GOULDSBORO — Voters will decide whether to transfer up to $100,000 from unappropriated surplus to replenish the town’s depleted legal reserve account at a special town meeting being held at 6 p.m. Monday, Dec. 13, at the Prospect Harbor Women’s Club next door to the town office.
Selectmen are recommending the move that will immediately enable the Planning Board and Rudman Winchell attorney Tim Pease to jointly forge a plan to review the town’s ordinances and propose possible amendments to address finfish aquaculture-related projects in Gouldsboro.
At the Planning Board meeting Tuesday night, Chairman Ray Jones said next week’s vote is crucial for his board and Pease to formulate a plan that identifies which municipal ordinances are relevant and how they should proceed to fulfill their mandate arising from Gouldsboro’s Nov. 15 special town meeting. At that meeting, voters overwhelmingly passed a six-month moratorium ordinance halting finfish aquaculture development. The 180-day pause is intended to give the Planning Board time to examine the town’s current regulations and possibly propose amendments in light of American Aquafarms’ envisioned salmon-processing and fish hatchery at the closed Maine Fair Trade facility in Prospect Harbor and other future finfish aquaculture-related development.
Since the Nov. 15 meeting, interim Town Manager Eve Wilkinson advised selectmen that the town had nearly spent $20,000 budgeted for the 2021-22 fiscal year’s legal expenses.
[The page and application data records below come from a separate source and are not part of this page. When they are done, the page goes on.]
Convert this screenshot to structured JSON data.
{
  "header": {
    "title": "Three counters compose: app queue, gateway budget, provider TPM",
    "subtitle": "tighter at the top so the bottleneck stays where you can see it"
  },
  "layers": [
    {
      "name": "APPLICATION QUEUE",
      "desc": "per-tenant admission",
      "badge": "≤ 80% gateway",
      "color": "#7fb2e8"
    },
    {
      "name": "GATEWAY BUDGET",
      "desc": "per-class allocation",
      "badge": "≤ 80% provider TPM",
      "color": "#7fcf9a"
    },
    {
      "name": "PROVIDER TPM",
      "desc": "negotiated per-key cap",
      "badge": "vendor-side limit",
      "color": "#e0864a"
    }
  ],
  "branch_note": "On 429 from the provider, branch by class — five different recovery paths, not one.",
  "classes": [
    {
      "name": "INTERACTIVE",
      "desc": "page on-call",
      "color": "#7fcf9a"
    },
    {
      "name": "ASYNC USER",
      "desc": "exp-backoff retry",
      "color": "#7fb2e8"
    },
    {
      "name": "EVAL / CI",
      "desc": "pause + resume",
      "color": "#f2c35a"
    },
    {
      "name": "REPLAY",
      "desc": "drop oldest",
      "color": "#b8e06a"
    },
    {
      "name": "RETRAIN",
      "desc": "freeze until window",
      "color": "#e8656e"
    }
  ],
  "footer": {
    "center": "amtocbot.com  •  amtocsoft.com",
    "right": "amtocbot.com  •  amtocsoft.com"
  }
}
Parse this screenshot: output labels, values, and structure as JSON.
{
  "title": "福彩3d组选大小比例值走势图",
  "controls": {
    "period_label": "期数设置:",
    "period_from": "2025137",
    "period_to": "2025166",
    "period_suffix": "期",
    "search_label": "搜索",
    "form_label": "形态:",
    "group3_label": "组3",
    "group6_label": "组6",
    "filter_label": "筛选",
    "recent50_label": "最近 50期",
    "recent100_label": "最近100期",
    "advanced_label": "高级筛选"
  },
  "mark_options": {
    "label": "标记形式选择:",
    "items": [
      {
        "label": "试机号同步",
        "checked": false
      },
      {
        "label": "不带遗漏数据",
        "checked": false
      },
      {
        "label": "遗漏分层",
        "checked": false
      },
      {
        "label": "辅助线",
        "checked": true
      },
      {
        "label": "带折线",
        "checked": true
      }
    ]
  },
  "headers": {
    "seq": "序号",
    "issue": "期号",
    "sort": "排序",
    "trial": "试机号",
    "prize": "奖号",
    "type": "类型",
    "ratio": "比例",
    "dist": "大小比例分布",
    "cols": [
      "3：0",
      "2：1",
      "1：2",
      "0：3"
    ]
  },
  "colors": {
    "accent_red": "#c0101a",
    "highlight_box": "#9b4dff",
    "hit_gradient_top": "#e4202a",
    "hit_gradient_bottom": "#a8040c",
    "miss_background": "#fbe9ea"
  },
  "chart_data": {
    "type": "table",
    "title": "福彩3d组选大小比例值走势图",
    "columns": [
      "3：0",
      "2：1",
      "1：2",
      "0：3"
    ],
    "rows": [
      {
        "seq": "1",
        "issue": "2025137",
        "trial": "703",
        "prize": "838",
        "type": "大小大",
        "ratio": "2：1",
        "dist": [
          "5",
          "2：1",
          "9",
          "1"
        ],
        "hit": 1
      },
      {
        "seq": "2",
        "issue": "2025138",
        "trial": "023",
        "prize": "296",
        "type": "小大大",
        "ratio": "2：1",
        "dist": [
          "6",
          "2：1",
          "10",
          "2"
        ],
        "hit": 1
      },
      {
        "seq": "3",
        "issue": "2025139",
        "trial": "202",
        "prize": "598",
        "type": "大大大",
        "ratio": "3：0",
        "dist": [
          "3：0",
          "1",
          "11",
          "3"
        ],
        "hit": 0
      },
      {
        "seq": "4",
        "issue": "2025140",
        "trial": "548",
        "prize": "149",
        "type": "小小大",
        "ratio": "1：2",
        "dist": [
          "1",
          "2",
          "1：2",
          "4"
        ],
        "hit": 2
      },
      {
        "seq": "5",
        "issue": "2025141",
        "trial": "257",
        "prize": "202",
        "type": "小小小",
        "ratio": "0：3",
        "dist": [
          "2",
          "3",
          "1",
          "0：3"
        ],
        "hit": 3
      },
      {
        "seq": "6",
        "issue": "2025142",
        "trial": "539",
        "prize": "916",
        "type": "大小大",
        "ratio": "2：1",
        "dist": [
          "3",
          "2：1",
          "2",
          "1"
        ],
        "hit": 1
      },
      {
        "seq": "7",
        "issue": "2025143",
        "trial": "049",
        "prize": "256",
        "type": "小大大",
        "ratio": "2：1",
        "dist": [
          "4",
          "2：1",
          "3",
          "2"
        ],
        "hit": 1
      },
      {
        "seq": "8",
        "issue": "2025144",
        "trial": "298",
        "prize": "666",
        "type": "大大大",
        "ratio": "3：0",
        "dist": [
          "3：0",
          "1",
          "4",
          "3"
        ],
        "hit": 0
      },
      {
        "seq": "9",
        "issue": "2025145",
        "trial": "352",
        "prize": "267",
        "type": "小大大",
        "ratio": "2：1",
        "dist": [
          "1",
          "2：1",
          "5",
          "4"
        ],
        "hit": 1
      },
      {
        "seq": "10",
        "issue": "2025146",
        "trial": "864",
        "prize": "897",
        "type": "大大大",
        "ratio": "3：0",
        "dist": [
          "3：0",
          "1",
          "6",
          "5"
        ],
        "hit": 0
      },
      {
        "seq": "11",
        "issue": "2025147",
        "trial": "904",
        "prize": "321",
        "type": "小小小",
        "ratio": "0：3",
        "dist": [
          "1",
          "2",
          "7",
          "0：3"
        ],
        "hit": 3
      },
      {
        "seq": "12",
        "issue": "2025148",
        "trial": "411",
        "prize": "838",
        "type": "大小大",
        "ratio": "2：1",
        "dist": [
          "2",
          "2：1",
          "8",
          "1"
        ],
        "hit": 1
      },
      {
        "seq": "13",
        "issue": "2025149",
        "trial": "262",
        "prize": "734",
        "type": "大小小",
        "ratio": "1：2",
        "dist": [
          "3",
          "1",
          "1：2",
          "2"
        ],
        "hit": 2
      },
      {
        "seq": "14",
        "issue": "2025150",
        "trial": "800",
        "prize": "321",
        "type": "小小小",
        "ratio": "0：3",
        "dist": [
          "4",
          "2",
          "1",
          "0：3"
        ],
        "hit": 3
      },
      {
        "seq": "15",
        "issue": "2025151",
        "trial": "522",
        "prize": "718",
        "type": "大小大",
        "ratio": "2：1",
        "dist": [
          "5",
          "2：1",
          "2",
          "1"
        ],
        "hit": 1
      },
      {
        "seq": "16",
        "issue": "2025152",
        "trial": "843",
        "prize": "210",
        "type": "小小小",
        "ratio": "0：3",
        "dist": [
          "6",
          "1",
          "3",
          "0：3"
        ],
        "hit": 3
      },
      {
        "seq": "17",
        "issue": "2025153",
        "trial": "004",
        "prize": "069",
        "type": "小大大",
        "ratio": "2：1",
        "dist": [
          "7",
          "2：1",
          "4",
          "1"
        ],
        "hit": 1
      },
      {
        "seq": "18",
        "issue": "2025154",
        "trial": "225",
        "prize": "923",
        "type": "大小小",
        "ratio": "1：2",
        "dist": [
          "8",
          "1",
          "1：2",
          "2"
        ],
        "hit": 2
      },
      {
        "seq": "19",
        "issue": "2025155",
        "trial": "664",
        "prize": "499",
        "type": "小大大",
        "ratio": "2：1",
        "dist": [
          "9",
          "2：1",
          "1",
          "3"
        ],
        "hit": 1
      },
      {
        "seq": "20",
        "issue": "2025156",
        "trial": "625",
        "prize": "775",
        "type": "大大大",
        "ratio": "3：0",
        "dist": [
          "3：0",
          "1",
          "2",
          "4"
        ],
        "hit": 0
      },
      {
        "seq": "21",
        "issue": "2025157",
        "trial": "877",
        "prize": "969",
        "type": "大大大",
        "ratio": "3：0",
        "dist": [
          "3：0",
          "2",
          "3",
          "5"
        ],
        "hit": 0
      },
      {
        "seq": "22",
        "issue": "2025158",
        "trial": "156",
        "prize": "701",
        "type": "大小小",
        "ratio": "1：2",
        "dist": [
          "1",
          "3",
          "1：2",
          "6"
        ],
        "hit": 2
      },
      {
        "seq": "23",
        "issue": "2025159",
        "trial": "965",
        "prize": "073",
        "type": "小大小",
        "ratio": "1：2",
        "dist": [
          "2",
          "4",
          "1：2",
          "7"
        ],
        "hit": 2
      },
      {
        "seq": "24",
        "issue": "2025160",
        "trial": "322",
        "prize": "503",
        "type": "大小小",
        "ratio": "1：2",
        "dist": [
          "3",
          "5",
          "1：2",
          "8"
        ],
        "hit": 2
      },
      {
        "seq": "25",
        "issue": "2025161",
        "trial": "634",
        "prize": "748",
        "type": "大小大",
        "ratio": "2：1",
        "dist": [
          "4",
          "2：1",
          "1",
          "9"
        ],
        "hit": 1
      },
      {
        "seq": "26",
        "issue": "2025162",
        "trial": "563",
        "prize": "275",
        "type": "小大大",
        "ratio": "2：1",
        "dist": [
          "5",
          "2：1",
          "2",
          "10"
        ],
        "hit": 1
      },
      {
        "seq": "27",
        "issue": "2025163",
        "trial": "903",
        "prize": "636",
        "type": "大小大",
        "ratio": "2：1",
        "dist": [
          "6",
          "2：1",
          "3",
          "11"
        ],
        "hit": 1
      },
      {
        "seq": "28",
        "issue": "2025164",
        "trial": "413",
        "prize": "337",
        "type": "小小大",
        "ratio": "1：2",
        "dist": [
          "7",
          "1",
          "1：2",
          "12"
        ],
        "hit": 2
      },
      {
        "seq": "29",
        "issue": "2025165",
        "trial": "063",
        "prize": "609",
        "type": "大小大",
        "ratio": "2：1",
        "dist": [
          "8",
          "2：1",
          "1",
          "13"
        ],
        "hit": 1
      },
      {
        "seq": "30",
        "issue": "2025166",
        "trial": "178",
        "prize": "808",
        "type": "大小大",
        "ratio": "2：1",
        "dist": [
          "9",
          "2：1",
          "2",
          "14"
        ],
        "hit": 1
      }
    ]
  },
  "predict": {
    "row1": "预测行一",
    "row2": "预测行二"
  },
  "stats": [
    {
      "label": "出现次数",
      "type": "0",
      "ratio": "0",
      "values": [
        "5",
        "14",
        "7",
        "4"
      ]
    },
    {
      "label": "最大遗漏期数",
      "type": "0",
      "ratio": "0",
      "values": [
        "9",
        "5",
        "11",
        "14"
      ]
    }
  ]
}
“If we can work with him [Tim Pease] on Zoom, I think we can accomplish what we need to do,” Jones told the public, noting Zoom sessions with Pease were less costly than in-person consultations. He said the Planning Board later this month could commence work with the Rudman Winchell attorney if sufficient funds become available as a result of Monday’s special town meeting.
Several Gouldsboro residents expressed concern that the Planning Board had not yet commenced its review. The finfish aquaculture development moratorium retroactively took effect Sept. 15. They questioned whether board members will have sufficient time to study Gouldsboro’s ordinances and research finfish development-related rules elsewhere in the few remaining months. They also were unclear how they could express their views about any findings as part of that process.
Jones said the town’s current site plan review ordinance, which has been updated four times since its 2002 adoption, likely would cover any seafood-processing operation proposed in town. He noted American Aquafarms intends to purchase East Coast Seafood Group’s Prospect Harbor complex soon but has not actually acquired the property. He also said he does not know the Norwegian-backed company’s detailed plans to process its farm-raised Atlantic salmon or produce juvenile fish to restock its two 15-pen sites planned in Frenchman Bay.
Gouldsboro resident and Springtide Seaweed LLC owner Sarah Redmond asked Jones whether the board has communicated directly with American Aquafarms in recent months.
“There have been no communications regarding details,” Jones responded, saying he had received periodic phone calls from American Aquafarms’ Director of Project Development Tom Brennan. “He does call me on occasion to see if anything is new.”
In light of American Aquafarms’ much publicized project, Prospect Harbor resident Jed West informed the board that retired architect and seasonal Lighthouse Point Road resident Robert Bushwaller has offered to carry out a risk analysis free of charge for the town of the proposed fish-farming operation’s potential impact on Gouldsboro.
Jones said such assistance was welcome. He also urged interested citizens to read and familiarize themselves with Gouldsboro’s site plan review and other ordinances that may be relevant. They are easily located on the town website under “ordinances” at gouldsborotown.com. “The end result for all of us board members is to protect the town,” he said.
In other business, board members agreed to request various developers to take “corrective action” to comply with the town’s fire protection ordinance. The move followed Fire Chief Tate McLean’s earlier report that he and the town’s former fire chief Alden Tracey had found a nonfunctional fire pond on an empty Sandpiper Shores lot and three defective dry hydrants on unsold lots located on Walters, Robbins Point and Merganser Bay Shores roads. Mclean said the developers are responsible for the fire ponds and hydrants’ upkeep until the land is sold and the responsibility shifts to the property owners.
In addition, Gouldsboro Infrastructure Superintendent Jim McLean proposed expanding the town’s shoreland ordinance to cover septic field repair or failure. McLean said he recently learned of two Prospect Harbor properties with dysfunctional septic systems. One lacks a septic field while the other has a defective tank. He says such violations put the town at risk of Prospect Harbor and other inlets being closed to shellfish harvesting. In Prospect Harbor, alone, he says the potential shellfish harvest’s value is estimated at $100,000.
Jones agreed the risk is great and he and other Planning Board members agreed to review a proposed amendment at a future meeting.
“This is proactive — not reactive,” he said. “We’ll possibly take action on it very soon.”